Lee continued to grow frustrated with the leadership of Moultrie on the island for Lee in letters worries Moultrie is not pushing hard enough for the completion of the bridge or the fortifications. When Moultrie is asked if he can hold his position he says he can, but Lee is not satisfied and on the 27th orders Col. Nash of the 1st North Carolina to report to him on the 28th. His purpose was to give orders to Nash to take command of the unfinished fort on Sullivan’s island. However on the morning of the 28th Nash hears cannon fire as he was making his way to Lee’s headquarters and returns to his command to prepare for the battle which has now began on Sullivans Island.

Wednesday, September 1, 2010

Southport, North Carolina

Battle of Moore's Creek Bridge site visit

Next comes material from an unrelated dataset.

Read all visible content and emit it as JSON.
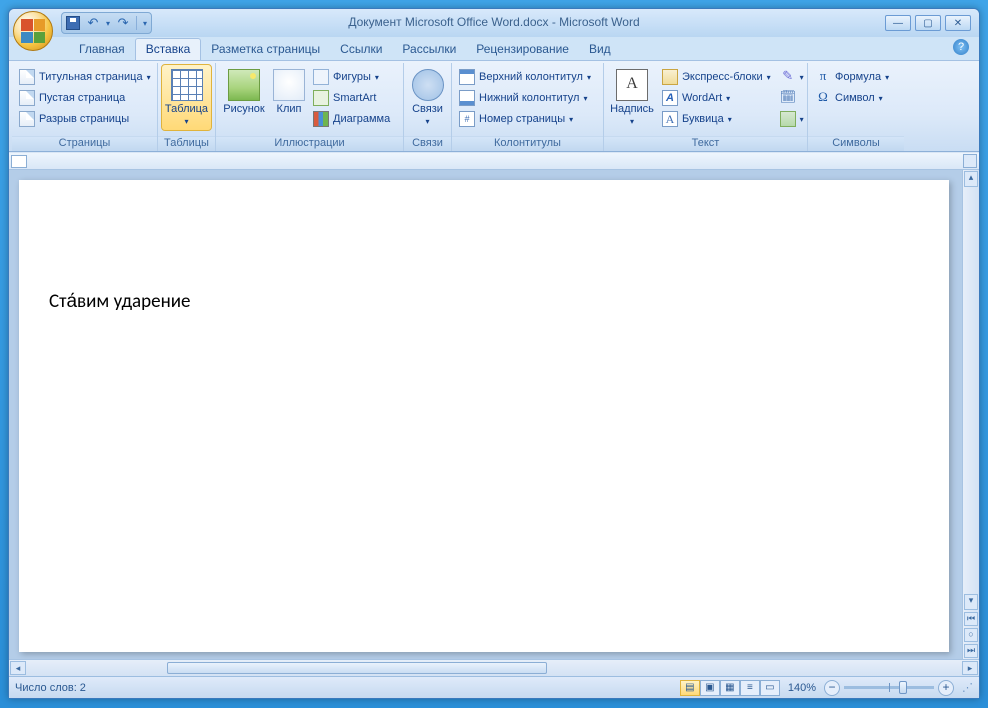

This July, we went to the site of the Battle of Moore's Creek Bridge near Wilmington, North Carolina. This was important event leading up to the Battle of Sullivan's Island, because it was the main reason that Clinton and Parker decided to go to Charlestown after the local Loyalist were defeated at the battle in February 27th, 1776. The Loyalist were heading towards South Port, North Carolina with their ultimate destination being Brunswick, North Carolina on Cape Fear to unite with Parker and Clinton waiting at Cape Fear to take back Royal control of North Carolina. This primarily Scotch-Irish force was defeated at the battle after a valiant charge against the patriots with the battle cry "Broad Swords for King George" across the bridge at Moore's Creek which the patriots had taken the boards off to slow their approach. The patriots had built earthen works and placed cannon at the only point where the Loyalist could cross at.  Thus as the Loyalist crossed the stripped down bridge they were knocked down in droves and the Patriots gained a great victory in North Carolina.

Marker at bridge

The Bridge today

A view from the side of the bridge

The Patriot earth works view from the bridge today

Below is an illustration of the earth work at the time of the battle

A young Patriot aiming the cannon